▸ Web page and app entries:
★ ★ ★ ★ ★ ★ ★
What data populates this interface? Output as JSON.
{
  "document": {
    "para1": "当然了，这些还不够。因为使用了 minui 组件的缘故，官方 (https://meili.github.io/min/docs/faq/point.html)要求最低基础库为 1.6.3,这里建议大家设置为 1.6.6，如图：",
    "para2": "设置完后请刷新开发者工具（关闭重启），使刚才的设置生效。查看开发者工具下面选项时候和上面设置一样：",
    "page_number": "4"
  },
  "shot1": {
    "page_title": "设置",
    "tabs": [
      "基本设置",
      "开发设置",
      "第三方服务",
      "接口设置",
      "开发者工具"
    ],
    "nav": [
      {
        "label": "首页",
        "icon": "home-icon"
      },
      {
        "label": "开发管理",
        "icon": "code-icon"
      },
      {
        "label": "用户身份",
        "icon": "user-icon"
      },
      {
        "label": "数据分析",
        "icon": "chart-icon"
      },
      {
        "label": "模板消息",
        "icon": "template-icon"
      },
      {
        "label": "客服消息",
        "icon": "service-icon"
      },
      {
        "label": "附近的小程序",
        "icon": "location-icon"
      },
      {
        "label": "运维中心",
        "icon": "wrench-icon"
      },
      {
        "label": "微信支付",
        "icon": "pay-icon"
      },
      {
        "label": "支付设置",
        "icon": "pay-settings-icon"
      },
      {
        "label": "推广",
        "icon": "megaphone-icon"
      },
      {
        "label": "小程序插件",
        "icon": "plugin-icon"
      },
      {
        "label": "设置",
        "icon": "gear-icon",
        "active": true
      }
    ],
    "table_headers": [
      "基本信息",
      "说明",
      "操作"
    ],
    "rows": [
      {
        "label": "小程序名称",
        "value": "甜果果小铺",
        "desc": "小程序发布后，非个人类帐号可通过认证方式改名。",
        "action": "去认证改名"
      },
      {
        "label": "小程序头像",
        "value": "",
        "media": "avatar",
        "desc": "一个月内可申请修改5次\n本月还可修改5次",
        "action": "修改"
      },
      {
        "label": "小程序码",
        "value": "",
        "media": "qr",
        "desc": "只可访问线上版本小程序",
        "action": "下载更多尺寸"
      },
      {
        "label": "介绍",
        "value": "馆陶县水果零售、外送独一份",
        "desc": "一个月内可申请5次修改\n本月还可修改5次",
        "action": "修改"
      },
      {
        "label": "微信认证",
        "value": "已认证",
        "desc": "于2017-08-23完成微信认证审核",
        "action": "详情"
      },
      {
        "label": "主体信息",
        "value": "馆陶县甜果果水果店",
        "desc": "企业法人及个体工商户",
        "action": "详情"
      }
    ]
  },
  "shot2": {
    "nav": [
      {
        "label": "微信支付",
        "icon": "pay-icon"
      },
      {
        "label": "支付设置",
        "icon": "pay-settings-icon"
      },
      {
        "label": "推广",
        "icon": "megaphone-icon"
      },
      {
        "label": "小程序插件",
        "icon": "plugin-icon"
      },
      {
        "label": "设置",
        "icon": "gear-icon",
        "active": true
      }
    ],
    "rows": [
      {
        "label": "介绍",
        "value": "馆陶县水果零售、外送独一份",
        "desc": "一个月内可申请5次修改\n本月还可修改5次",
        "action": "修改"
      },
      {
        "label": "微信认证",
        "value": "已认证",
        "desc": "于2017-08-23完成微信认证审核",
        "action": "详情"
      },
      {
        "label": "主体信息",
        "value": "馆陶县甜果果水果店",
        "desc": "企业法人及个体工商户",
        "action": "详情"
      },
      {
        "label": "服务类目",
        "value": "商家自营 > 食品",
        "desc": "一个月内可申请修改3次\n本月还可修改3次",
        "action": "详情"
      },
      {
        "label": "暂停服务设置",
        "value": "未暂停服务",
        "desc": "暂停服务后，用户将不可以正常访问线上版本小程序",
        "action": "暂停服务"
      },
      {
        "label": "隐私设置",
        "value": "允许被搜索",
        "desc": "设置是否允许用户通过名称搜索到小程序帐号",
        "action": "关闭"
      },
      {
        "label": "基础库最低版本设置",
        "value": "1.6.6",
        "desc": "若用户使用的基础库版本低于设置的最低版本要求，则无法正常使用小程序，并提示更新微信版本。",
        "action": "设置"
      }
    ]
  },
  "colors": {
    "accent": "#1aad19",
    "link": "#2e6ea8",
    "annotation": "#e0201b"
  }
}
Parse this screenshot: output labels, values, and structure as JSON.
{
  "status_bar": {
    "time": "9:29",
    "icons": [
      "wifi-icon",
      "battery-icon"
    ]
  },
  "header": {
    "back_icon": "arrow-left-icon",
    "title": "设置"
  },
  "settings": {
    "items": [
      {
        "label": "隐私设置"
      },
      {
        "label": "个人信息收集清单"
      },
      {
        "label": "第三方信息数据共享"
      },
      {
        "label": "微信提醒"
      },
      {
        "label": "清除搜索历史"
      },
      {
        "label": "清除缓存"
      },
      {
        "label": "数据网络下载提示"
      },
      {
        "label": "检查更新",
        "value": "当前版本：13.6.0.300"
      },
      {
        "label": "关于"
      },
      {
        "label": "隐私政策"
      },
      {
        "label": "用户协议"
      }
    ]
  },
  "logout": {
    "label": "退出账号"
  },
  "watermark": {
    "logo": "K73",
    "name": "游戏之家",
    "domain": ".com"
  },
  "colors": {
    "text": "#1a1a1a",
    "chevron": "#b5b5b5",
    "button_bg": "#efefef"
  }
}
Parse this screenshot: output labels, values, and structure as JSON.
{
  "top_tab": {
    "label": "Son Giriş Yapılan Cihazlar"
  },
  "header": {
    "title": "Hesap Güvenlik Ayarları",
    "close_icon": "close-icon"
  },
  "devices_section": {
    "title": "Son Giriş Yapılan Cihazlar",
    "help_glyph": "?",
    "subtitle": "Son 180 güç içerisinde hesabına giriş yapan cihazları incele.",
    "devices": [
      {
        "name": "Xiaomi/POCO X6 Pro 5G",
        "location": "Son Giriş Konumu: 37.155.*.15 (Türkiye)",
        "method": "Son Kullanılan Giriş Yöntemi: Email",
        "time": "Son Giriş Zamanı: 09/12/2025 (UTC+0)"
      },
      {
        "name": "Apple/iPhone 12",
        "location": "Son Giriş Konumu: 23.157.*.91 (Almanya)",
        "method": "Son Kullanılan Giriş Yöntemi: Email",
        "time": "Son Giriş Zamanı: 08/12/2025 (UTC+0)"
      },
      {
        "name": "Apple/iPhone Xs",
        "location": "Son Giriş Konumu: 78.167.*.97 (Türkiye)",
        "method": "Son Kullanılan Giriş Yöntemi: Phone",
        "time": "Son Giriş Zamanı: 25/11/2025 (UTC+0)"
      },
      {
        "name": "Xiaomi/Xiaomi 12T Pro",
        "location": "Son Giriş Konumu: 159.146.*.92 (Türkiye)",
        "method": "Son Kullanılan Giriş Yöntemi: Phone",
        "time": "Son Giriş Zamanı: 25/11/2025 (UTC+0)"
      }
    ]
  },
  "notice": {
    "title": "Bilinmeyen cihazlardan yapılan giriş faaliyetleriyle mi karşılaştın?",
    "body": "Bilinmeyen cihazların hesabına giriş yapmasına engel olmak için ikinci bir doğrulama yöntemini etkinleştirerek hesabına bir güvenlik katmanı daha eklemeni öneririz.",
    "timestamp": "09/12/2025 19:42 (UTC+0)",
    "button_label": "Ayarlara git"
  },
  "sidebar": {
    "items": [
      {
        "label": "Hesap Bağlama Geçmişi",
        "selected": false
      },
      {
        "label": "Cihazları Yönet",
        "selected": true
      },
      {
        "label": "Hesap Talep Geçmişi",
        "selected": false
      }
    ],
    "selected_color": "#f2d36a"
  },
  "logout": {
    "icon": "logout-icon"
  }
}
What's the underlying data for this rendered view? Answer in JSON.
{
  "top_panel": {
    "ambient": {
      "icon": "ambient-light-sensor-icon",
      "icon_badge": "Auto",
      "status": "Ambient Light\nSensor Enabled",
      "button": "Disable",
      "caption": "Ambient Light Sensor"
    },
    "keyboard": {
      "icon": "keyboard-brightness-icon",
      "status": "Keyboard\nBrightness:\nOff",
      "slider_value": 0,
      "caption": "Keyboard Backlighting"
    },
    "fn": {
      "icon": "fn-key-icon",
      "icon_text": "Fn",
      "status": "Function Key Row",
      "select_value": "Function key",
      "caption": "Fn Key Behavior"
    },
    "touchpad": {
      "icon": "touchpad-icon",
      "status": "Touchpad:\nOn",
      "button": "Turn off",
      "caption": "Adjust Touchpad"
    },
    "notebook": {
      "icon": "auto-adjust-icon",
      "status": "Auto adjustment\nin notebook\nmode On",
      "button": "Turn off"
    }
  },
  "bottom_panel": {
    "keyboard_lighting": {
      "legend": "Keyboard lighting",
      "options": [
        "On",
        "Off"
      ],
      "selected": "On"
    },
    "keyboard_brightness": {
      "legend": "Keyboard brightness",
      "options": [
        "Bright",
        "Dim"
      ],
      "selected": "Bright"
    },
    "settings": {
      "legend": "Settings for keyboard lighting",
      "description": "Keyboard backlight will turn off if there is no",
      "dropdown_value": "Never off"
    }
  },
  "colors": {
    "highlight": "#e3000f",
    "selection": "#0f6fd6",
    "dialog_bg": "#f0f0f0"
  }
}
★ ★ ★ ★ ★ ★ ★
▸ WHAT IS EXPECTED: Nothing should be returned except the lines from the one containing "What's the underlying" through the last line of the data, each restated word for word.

▸ RESULT:
What's the underlying data for this rendered view? Answer in JSON.
{
  "top_panel": {
    "ambient": {
      "icon": "ambient-light-sensor-icon",
      "icon_badge": "Auto",
      "status": "Ambient Light\nSensor Enabled",
      "button": "Disable",
      "caption": "Ambient Light Sensor"
    },
    "keyboard": {
      "icon": "keyboard-brightness-icon",
      "status": "Keyboard\nBrightness:\nOff",
      "slider_value": 0,
      "caption": "Keyboard Backlighting"
    },
    "fn": {
      "icon": "fn-key-icon",
      "icon_text": "Fn",
      "status": "Function Key Row",
      "select_value": "Function key",
      "caption": "Fn Key Behavior"
    },
    "touchpad": {
      "icon": "touchpad-icon",
      "status": "Touchpad:\nOn",
      "button": "Turn off",
      "caption": "Adjust Touchpad"
    },
    "notebook": {
      "icon": "auto-adjust-icon",
      "status": "Auto adjustment\nin notebook\nmode On",
      "button": "Turn off"
    }
  },
  "bottom_panel": {
    "keyboard_lighting": {
      "legend": "Keyboard lighting",
      "options": [
        "On",
        "Off"
      ],
      "selected": "On"
    },
    "keyboard_brightness": {
      "legend": "Keyboard brightness",
      "options": [
        "Bright",
        "Dim"
      ],
      "selected": "Bright"
    },
    "settings": {
      "legend": "Settings for keyboard lighting",
      "description": "Keyboard backlight will turn off if there is no",
      "dropdown_value": "Never off"
    }
  },
  "colors": {
    "highlight": "#e3000f",
    "selection": "#0f6fd6",
    "dialog_bg": "#f0f0f0"
  }
}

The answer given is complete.